The last two years have seen a seismic shift in shopping behaviour. In recent years, especially so with the movement of millennials and Gen Z into their prime spending years, there has been a significant growth in e-commerce. Furthermore, the Covid-19 pandemic was the catalyst for an acceleration into this retail channel, and although we are seeing a return of customers in physical stores, the e-commerce channel has reached a new relevance.
The Digitization of the DIY sector
The DIY and home improvement sector has not escaped this digitalisation. Although slower to feel the influence of this than other sectors, for example the fashion sector, DIY and home improvement are also facing a digital future.
The shopping process in do-it-yourself stores has shifted and the importance of online channels has grown.

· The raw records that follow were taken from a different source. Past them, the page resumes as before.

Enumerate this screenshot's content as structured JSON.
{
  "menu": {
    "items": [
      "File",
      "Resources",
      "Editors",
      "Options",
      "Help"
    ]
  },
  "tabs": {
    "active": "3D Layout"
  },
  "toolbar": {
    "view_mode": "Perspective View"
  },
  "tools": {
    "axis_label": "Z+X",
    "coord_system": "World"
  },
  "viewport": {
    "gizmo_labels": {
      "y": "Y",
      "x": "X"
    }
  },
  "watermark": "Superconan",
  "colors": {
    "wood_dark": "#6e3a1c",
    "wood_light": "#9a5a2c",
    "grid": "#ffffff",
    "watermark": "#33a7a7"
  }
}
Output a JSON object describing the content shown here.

Furthermore, customers are not only purchasing products online, but are also searching for inspiration and assistance in projects in these online channels also.
How DIY retailers can take better advantage of e-commerce

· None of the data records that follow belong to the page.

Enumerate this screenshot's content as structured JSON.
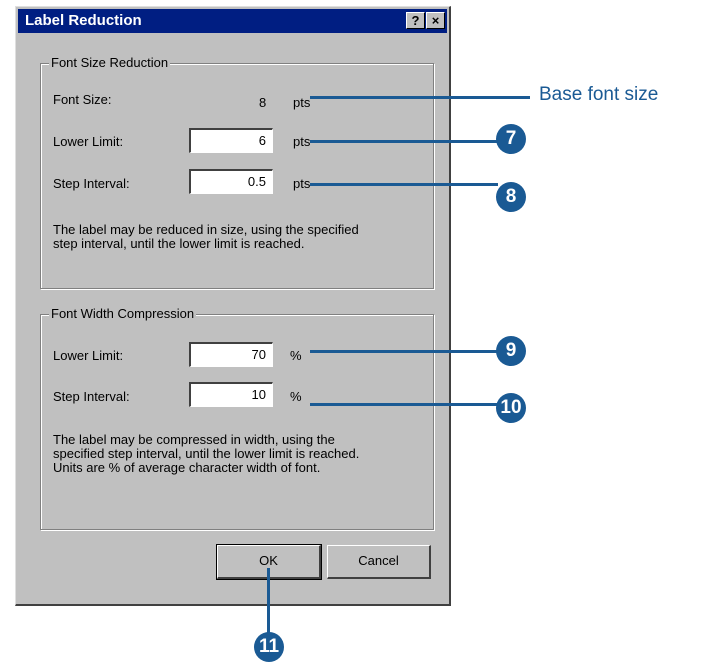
{
  "window": {
    "title": "Label Reduction",
    "help_label": "?",
    "close_label": "×"
  },
  "font_size_reduction": {
    "title": "Font Size Reduction",
    "font_size_label": "Font Size:",
    "font_size_value": "8",
    "font_size_unit": "pts",
    "lower_limit_label": "Lower Limit:",
    "lower_limit_value": "6",
    "lower_limit_unit": "pts",
    "step_interval_label": "Step Interval:",
    "step_interval_value": "0.5",
    "step_interval_unit": "pts",
    "description_line1": "The label may be reduced in size, using the specified",
    "description_line2": "step interval, until the lower limit is reached."
  },
  "font_width_compression": {
    "title": "Font Width Compression",
    "lower_limit_label": "Lower Limit:",
    "lower_limit_value": "70",
    "lower_limit_unit": "%",
    "step_interval_label": "Step Interval:",
    "step_interval_value": "10",
    "step_interval_unit": "%",
    "description_line1": "The label may be compressed in width, using the",
    "description_line2": "specified step interval, until the lower limit is reached.",
    "description_line3": "Units are % of average character width of font."
  },
  "buttons": {
    "ok": "OK",
    "cancel": "Cancel"
  },
  "callouts": {
    "base_font_size": "Base font size",
    "step7": "7",
    "step8": "8",
    "step9": "9",
    "step10": "10",
    "step11": "11"
  },
  "colors": {
    "callout": "#1a5a94",
    "titlebar": "#001e82",
    "dialog_face": "#c0c0c0"
  }
}
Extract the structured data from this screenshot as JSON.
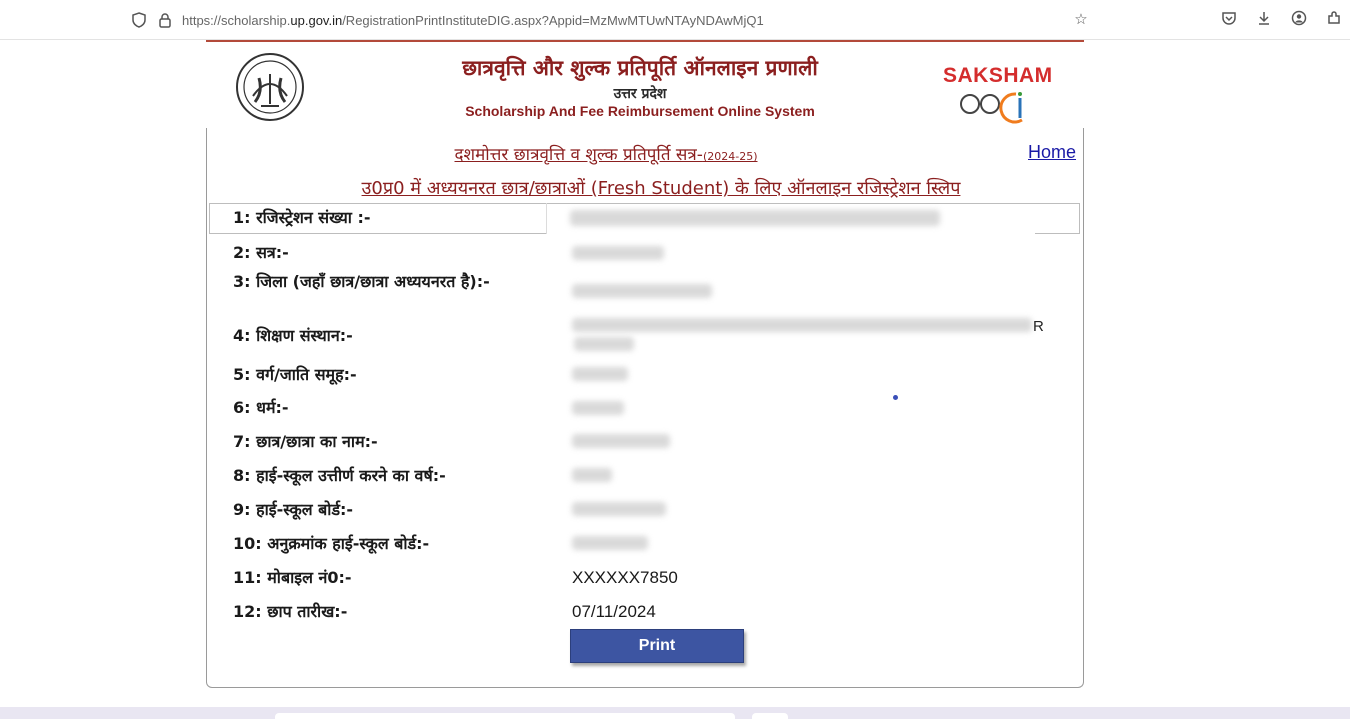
{
  "browser": {
    "url_prefix": "https://scholarship.",
    "url_domain": "up.gov.in",
    "url_suffix": "/RegistrationPrintInstituteDIG.aspx?Appid=MzMwMTUwNTAyNDAwMjQ1"
  },
  "header": {
    "title_hindi": "छात्रवृत्ति और शुल्क प्रतिपूर्ति ऑनलाइन प्रणाली",
    "state": "उत्तर प्रदेश",
    "title_english": "Scholarship And Fee Reimbursement Online System",
    "brand": "SAKSHAM"
  },
  "session": {
    "label": "दशमोत्तर छात्रवृत्ति व शुल्क प्रतिपूर्ति सत्र-",
    "year": "(2024-25)"
  },
  "home_label": "Home",
  "slip_title": "उ0प्र0 में अध्ययनरत छात्र/छात्राओं (Fresh Student) के लिए ऑनलाइन रजिस्ट्रेशन स्लिप",
  "fields": {
    "f1": "1: रजिस्ट्रेशन संख्या :-",
    "f2": "2: सत्र:-",
    "f3": "3: जिला (जहाँ छात्र/छात्रा अध्ययनरत है):-",
    "f4": "4: शिक्षण संस्थान:-",
    "f5": "5: वर्ग/जाति समूह:-",
    "f6": "6: धर्म:-",
    "f7": "7: छात्र/छात्रा का नाम:-",
    "f8": "8: हाई-स्कूल उत्तीर्ण करने का वर्ष:-",
    "f9": "9: हाई-स्कूल बोर्ड:-",
    "f10": "10: अनुक्रमांक हाई-स्कूल बोर्ड:-",
    "f11": "11: मोबाइल नं0:-",
    "f12": "12: छाप तारीख:-"
  },
  "values": {
    "mobile": "XXXXXX7850",
    "print_date": "07/11/2024",
    "stray_char": "R"
  },
  "print_label": "Print"
}
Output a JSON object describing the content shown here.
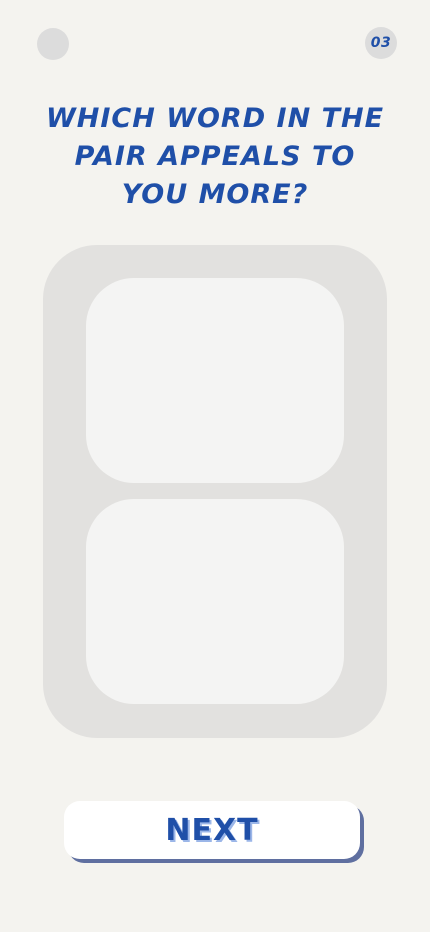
{
  "header": {
    "page_number": "03"
  },
  "question": {
    "text": "WHICH WORD IN THE PAIR APPEALS TO YOU MORE?"
  },
  "choices": [
    {
      "label": ""
    },
    {
      "label": ""
    }
  ],
  "footer": {
    "next_label": "NEXT"
  },
  "colors": {
    "background": "#f4f3ef",
    "accent": "#1f4fa8",
    "panel": "#e2e1df",
    "card": "#f4f4f3",
    "badge": "#dcdcdc"
  }
}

Consumer interest in do-it-yourself projects continues to grow online, and digital marketing has transformed the home improvement and DIY sector. Customers can now be inspired from the comfort of their own homes with the comfort of their own devices. Through social media channels, such as Instagram and Pinterest, customers can be motivated to initiate new DIY projects.
How to digitize DIY shopping?

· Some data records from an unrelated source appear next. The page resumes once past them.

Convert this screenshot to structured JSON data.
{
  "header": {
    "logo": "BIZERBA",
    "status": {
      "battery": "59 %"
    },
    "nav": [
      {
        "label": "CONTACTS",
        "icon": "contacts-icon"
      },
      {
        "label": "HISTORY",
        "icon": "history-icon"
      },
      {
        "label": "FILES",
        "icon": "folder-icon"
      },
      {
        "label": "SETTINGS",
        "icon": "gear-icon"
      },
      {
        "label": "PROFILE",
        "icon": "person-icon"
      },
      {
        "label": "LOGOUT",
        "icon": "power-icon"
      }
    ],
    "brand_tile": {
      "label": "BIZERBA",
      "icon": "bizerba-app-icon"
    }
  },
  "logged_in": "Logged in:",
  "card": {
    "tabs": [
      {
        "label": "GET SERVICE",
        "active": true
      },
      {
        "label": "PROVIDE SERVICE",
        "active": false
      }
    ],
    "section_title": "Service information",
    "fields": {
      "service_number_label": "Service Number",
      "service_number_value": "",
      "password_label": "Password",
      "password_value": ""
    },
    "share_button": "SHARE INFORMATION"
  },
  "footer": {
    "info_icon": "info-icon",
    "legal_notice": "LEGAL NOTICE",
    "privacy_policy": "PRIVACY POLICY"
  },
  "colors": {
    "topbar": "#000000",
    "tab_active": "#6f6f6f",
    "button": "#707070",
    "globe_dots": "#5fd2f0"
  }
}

Additionally, the future of the physical store will also blend with the digital. The question still remains on how to digitalize and improve the DIY shopping experience in the most efficient way possible, and retailers continue to trial new methods to do this. For example, in-store navigation should enable customers to have a targeted shopping experience, as well as allowing them to plan their shopping experience from the comfort of their homes, resulting in a more frictionless shopping experience overall.
The trend of hardware and DIY marketplaces
A growing number of retailers are also moving into building, establishing and promoting their own online marketplaces, which differ from e-commerce as they support multiple sellers, to compete with the likes of Amazon, eBay and other services. Two recent examples of this are Kingfisher in the UK, who set up a marketplace through their B&Q website DIY.com, and Leroy Merlin in Brazil, South Africa and France who also established their own marketplaces in these countries.
Advantages of selling in a marketplace
These “virtual department stores” offer numerous benefits, predominantly opening the retailer and supplier to a new customer base, offering the increased potential of cross-border shipping and selling through a reputable and trusted brand. And how do marketplaces make profit? The most common models are through commission, subscriptions, lead fees or listing fees.
Although predominately viewed as a tactile sector, in which consumers prefer to touch and test their products before buying, the DIY and home improvement industry is clearly facing a digital future. Consumers are increasingly not only purchasing products online, but also searching for inspiration and assistance in their DIY project needs.
E-commerce in DIY is no longer in its infancy stage, there is still potential for DIY retailers to take better advantage of e-commerce. Many retailers still have a long way to go to reach this market potential, especially so considering this market is continuously expanding. For example, some of the key retailers in the DIY sector still do not have their own apps available on the Play or Apple store, and these kinds of fundamentals will become a necessity in the near future.